Kitao Shigemasa (北尾 重政, 1739 – 8 March 1820) was a Japanese ukiyo-e artist from Edo. He was one of the leading printmakers of his day, but his works have been slightly obscure. He is noted for images of beautiful women (bijinga). He was taught by Shigenaga and has been referred to as "a chameleon" who adopted to changing styles. He was less active after the rise of Torii Kiyonaga and produced relatively few works considering the length of his career.[1] He is also noted for his haikai (poetry) and shodō (Japanese calligraphy). In his later years he used the studio name Kosuisai.[2]

Life and career[edit]

Shigemasa was born the eldest son of bookseller Suharaya Mohei in 1739 in Nihonbashi area Edo (modern Tokyo). His family name was Kitabatake and his childhood name was Tarōkichi.

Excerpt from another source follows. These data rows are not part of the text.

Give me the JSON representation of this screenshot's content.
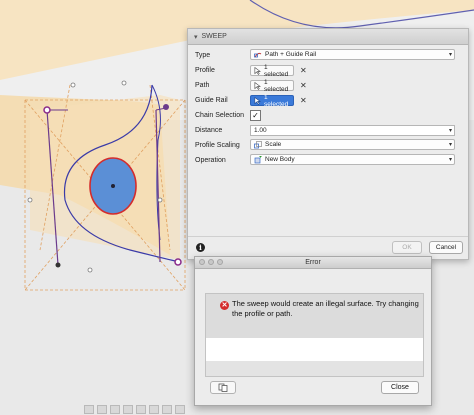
{
  "colors": {
    "canvas_bg": "#efefef",
    "surface_tan": "#f7e4c2",
    "sweep_profile_fill": "#5b8fd6",
    "profile_outline": "#d42c2c",
    "path_purple": "#6b3b8c",
    "guide_rail": "#3b3ba8",
    "selected_blue": "#3b7ad9"
  },
  "sweep_dialog": {
    "title": "SWEEP",
    "rows": {
      "type": {
        "label": "Type",
        "value": "Path + Guide Rail",
        "icon": "path-guide-rail-icon"
      },
      "profile": {
        "label": "Profile",
        "value": "1 selected",
        "icon": "select-cursor-icon"
      },
      "path": {
        "label": "Path",
        "value": "1 selected",
        "icon": "select-cursor-icon"
      },
      "guide_rail": {
        "label": "Guide Rail",
        "value": "1 selected",
        "icon": "select-cursor-icon"
      },
      "chain_selection": {
        "label": "Chain Selection",
        "checked": true,
        "check_glyph": "✓"
      },
      "distance": {
        "label": "Distance",
        "value": "1.00"
      },
      "profile_scaling": {
        "label": "Profile Scaling",
        "value": "Scale",
        "icon": "scale-icon"
      },
      "operation": {
        "label": "Operation",
        "value": "New Body",
        "icon": "new-body-icon"
      }
    },
    "clear_glyph": "✕",
    "info_glyph": "i",
    "ok_label": "OK",
    "cancel_label": "Cancel"
  },
  "error_dialog": {
    "title": "Error",
    "message": "The sweep would create an illegal surface. Try changing the profile or path.",
    "close_label": "Close",
    "copy_icon": "copy-icon"
  }
}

Throughout his life he also used the personal names Kyūgorō and Sasuke.[3] His work also appeared under the art names Hokuhō, Kōsuisai, Kōsuiken, Suihō Itsujin, and others, and he used the poetry name Karan.[3]

Shigemasa taught himself art before becoming a student of Nishimura Shigenaga. His early works are bijin-ga images of beautiful women in the style of Suzuki Harunobu. From 1765 he began illustrating books, which became is main focus; over 250 are known. His work was published by more than twenty publishers, including Tsutaya Jūzaburō.[3]

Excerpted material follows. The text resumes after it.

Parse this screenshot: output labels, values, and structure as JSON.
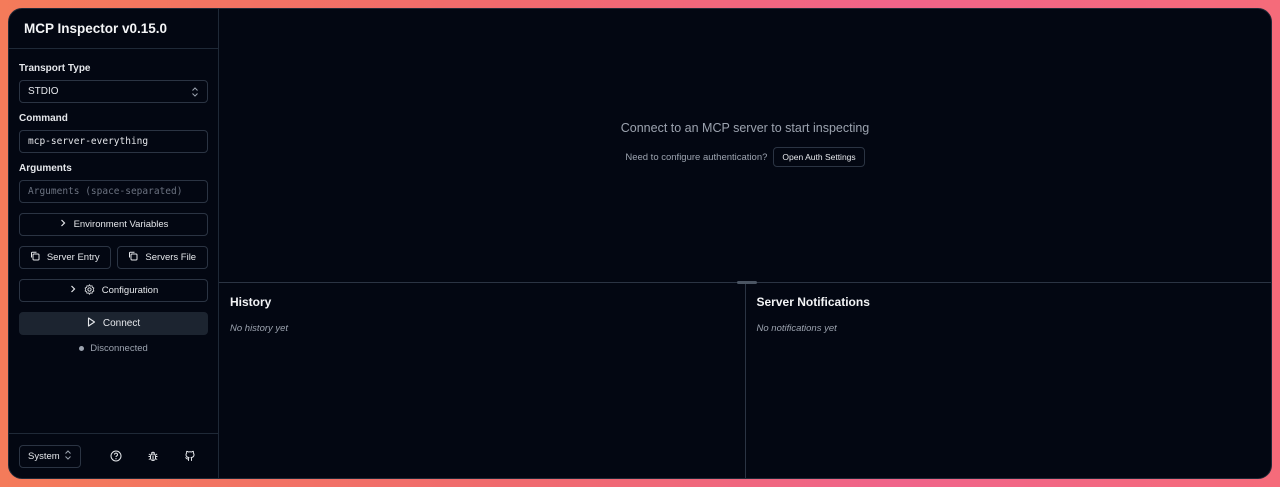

A number of Shigemasa's better-known works were collaborations with Katsukawa Shunshō: the print series Silkworm Cultivation (Kaiko yashinai gusa) beginning about 1772 and the illustrated book Mirror of Competing Beauties of the Green Houses (Seirō bijin awase sugata kagami) from about 1776.[3]

Shigemasa founded the Kitao lineage of artists. Amongst his students were Kubo Shunman and Santō Kyōden. Shigemasa died in his 82nd year on the 24th day of the first month of 1820.



Works cited[edit]

  • Marks, Andreas (2012). Japanese Woodblock Prints: Artists, Publishers and Masterworks: 1680–1900. Tuttle Publishing. ISBN 978-1-4629-0599-7.

External links[edit]